**WHAT THE TASK REQUIRES**
Pull every line with "JSON" from the data.

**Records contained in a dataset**
..........

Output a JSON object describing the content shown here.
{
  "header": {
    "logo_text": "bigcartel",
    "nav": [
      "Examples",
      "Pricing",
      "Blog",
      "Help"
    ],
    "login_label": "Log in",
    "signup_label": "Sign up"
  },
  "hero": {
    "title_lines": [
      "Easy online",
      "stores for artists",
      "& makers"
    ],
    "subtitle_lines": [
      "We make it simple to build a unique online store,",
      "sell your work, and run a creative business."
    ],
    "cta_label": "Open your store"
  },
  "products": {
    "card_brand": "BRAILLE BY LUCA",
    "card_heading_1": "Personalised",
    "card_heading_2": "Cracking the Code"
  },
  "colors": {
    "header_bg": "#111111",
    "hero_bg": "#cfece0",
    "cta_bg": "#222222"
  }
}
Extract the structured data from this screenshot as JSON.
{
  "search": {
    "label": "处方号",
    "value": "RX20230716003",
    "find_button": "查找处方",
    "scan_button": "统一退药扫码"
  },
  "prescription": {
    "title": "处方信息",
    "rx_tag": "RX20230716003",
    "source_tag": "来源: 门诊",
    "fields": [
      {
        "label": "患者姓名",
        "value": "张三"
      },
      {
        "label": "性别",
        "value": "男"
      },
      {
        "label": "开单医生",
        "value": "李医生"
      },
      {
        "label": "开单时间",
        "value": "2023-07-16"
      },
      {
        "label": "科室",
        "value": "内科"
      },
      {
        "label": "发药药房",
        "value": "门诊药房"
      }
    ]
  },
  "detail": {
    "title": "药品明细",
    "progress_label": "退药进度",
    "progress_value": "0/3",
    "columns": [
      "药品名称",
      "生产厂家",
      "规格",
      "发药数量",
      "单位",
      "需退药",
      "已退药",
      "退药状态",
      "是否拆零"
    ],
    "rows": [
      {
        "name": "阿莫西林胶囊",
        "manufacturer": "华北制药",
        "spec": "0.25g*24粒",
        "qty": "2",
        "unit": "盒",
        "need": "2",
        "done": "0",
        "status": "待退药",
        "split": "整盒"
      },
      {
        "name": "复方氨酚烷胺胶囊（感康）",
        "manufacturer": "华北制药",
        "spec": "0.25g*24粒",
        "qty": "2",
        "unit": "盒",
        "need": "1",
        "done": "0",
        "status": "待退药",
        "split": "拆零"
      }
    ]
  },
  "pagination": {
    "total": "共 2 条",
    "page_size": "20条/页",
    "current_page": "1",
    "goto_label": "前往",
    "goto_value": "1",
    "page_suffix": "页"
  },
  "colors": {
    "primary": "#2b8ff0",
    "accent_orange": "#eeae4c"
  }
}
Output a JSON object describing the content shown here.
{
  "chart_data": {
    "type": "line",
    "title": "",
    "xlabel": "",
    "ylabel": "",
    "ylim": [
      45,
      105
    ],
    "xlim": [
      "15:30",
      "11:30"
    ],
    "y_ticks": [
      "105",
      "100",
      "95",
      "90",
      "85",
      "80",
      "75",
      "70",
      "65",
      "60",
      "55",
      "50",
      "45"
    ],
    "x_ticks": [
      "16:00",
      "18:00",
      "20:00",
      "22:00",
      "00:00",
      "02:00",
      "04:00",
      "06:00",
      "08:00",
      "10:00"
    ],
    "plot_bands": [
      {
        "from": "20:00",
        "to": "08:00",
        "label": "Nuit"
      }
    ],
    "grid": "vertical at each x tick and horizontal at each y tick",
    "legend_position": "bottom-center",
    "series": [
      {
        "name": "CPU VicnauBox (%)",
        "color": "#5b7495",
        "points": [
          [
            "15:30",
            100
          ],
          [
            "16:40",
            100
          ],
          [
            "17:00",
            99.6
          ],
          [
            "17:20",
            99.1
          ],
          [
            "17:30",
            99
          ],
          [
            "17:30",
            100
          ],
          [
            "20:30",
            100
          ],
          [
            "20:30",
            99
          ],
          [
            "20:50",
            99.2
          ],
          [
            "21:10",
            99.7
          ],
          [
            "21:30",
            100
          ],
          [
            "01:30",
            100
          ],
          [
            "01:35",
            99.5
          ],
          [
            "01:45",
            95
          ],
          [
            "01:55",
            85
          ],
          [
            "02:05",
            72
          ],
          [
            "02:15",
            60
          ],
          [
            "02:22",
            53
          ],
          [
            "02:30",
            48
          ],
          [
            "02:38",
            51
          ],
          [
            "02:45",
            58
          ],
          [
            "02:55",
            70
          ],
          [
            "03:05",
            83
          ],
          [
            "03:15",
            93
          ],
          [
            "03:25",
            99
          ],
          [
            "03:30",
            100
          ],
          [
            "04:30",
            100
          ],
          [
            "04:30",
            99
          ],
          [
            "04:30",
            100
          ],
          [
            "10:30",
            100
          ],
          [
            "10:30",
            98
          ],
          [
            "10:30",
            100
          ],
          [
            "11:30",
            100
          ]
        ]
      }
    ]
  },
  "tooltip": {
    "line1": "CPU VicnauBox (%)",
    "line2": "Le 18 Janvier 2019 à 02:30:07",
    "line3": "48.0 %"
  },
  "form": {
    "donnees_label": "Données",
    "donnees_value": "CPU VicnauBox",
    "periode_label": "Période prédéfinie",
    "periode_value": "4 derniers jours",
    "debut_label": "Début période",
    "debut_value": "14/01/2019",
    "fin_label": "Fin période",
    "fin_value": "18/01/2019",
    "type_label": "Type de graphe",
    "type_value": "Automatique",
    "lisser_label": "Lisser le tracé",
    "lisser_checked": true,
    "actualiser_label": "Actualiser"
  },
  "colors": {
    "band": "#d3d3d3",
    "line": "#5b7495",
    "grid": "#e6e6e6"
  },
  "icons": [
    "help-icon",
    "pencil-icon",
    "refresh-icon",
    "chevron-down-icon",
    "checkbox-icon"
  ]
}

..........

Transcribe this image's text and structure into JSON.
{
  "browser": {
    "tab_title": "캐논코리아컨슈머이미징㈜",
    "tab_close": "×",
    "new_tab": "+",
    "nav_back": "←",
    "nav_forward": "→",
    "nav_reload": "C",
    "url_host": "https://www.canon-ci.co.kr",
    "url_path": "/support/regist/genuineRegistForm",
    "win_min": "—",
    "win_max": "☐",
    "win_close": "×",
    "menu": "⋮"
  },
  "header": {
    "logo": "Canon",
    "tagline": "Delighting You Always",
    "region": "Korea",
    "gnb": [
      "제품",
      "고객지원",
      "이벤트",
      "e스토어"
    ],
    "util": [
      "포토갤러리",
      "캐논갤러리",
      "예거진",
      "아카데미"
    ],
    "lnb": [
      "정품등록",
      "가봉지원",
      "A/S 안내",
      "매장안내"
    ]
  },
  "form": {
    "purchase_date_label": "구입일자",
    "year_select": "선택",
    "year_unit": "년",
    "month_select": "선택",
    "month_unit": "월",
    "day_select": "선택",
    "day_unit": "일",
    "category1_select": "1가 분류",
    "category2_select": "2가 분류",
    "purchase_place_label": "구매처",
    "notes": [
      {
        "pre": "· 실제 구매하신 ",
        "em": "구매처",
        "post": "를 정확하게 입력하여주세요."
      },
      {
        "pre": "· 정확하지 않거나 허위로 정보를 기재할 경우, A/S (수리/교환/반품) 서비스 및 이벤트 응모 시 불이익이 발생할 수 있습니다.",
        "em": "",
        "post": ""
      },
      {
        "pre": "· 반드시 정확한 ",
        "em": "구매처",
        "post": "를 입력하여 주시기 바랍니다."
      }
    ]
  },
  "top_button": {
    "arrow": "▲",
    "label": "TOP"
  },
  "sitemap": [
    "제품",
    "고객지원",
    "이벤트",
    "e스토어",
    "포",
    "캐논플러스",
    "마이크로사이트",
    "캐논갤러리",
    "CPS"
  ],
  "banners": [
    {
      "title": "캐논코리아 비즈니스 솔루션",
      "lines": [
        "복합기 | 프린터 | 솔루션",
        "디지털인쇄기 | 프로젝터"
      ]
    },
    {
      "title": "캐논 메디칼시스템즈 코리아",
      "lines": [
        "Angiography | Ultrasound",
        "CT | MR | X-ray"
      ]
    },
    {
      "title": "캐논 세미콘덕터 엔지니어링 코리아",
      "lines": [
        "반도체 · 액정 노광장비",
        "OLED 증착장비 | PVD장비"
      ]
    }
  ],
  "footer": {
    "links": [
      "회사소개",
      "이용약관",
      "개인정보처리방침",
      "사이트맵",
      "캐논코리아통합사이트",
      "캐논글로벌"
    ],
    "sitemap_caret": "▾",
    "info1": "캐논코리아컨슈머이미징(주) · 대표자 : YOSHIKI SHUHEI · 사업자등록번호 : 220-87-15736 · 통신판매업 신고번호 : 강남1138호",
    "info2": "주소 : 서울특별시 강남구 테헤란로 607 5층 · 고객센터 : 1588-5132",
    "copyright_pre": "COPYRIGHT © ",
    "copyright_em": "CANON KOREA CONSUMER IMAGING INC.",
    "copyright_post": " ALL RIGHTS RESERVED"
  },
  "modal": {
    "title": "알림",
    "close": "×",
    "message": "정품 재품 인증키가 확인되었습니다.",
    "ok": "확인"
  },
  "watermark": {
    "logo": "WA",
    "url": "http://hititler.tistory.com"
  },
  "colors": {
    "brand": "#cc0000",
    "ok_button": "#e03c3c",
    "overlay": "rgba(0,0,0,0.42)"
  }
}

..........

**REPLY TO THE TASK**
Output a JSON object describing the content shown here.
Extract the structured data from this screenshot as JSON.
Output a JSON object describing the content shown here.
Transcribe this image's text and structure into JSON.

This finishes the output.